Farmers can utilize this information to be better prepared, especially when they have the necessary skills and knowledge. Taking project management courses can be beneficial in this regard. By acquiring the skills and techniques taught in these courses, farmers can effectively plan and manage their agricultural projects. They can learn how to anticipate potential challenges such as storms or a shortage of rain and develop contingency plans to mitigate the risks. Additionally, project management courses can help farmers optimize their crop selection based on the season and implement proper care and maintenance practices for the planted crops. This proactive approach, facilitated by project management skills, can significantly improve the overall efficiency and success of farming operations.
Aside from agriculture, drone security is a rapidly rising industry that is also incredibly beneficial to farm management. Using drones to monitor the furthest reaches of a farm without having to travel there saves time and enables more regular monitoring of difficult-to-reach areas.
Drone cameras may provide an overview of farm operations throughout the day, ensuring everything works well and locating any equipment used.
Additionally, instead of engaging more security workers, drones can monitor fencing and perimeters of more expensive crops such as cannabis. Drone cameras are also used in novel ways to protect agricultural animals, such as tracking down lost or injured herd animals in remote grazing areas.
Even when everything is going as planned, crops must be surveyed and monitored to guarantee that the appropriate amount of yield is available at harvest. Drones can offer accurate data on crop growth at every stage and notify any differences before they become a crisis.

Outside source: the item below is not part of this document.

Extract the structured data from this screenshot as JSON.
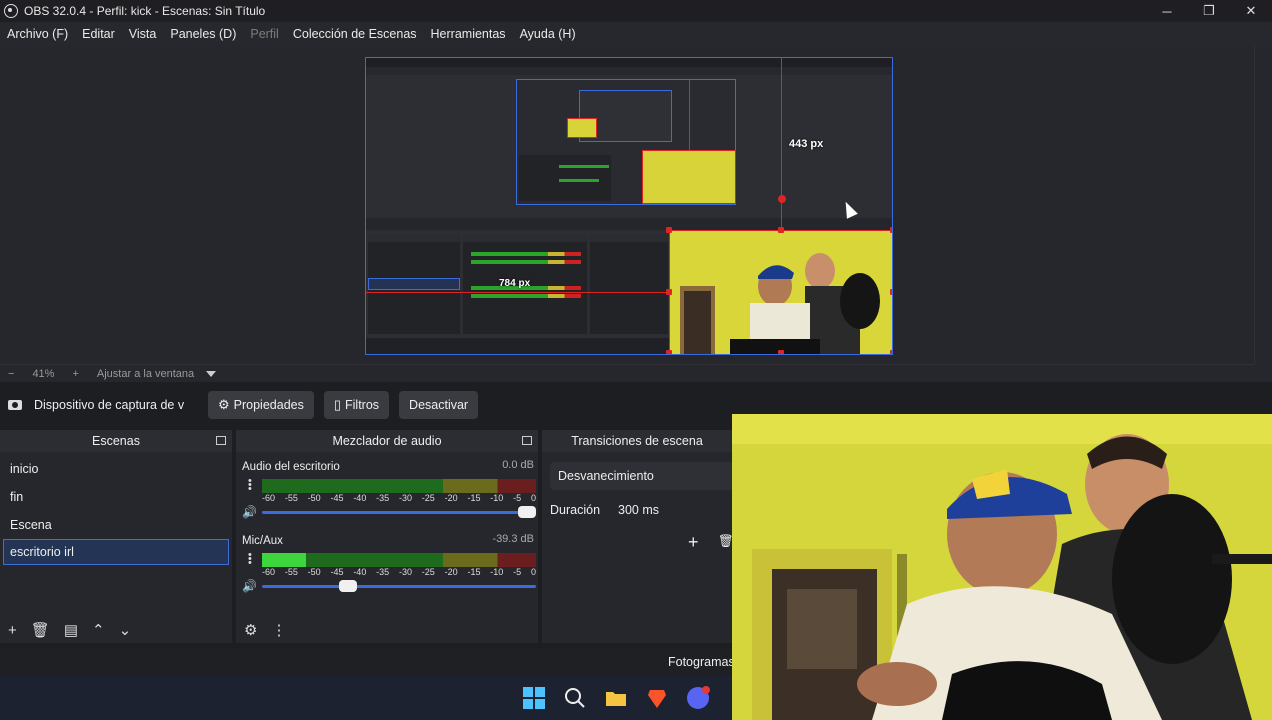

Multispectral photographs can also provide precise information on minor distinctions between healthy and sick crops that the human eye may overlook. Stressed crops, for example, will reflect less near-infrared light than healthy crops.
The human eye cannot always notice this difference. However, in the early stages, drones can give this information.
Agriculture is, by definition, a labor-intensive and time-consuming industry that requires a high level of competence to carry out its activities. Seeding, particularly, involves human labor because it is time-consuming.
To make this challenging operation easier, drone technology is employed to sow the seeds of several crop species. Drones include lasers, sensors, tanks, and other capabilities that allow them to plant seeds quickly and cleanly.
Distance-measuring equipment, such as ultrasonic echoes and lasers used in the light-detection and ranging, or LiDAR, the approach allows a drone to alter altitude as topography and geography change, avoiding collisions.
As a result, drones can scan the ground and spray the appropriate amount of liquid while regulating distance from the ground and spraying in real time to ensure even coverage. As a result, efficiency has increased while the amount of chemicals reaching groundwater has decreased.
Experts predict that aerial spraying with drones can be performed up to five times faster than traditional technology.
Some of the most recent drone applications in farming are still in the testing and research stages. Drone technology for pollination is one of its most well-touted (and frequently fictitious) applications.
Small drones that can pollinate plants without harm are being developed by researchers in the Netherlands and Japan. The following phase is to develop autonomous pollinating drones that can operate and check on the health of crops without constant guidance from operators.
Future developments in drone technology could revolutionize the agricultural sector. Many businesses are also interested in the market and intend to invest in drones that may assist farmers while creating employment possibilities for rural youngsters and improving farmer expertise.
However, the sector requires mature reforms considering the expanding population, farmer requirements, operational policies, and dwindling farmlands. Furthermore, competent pilots are required to propel the still-untapped drone market ahead.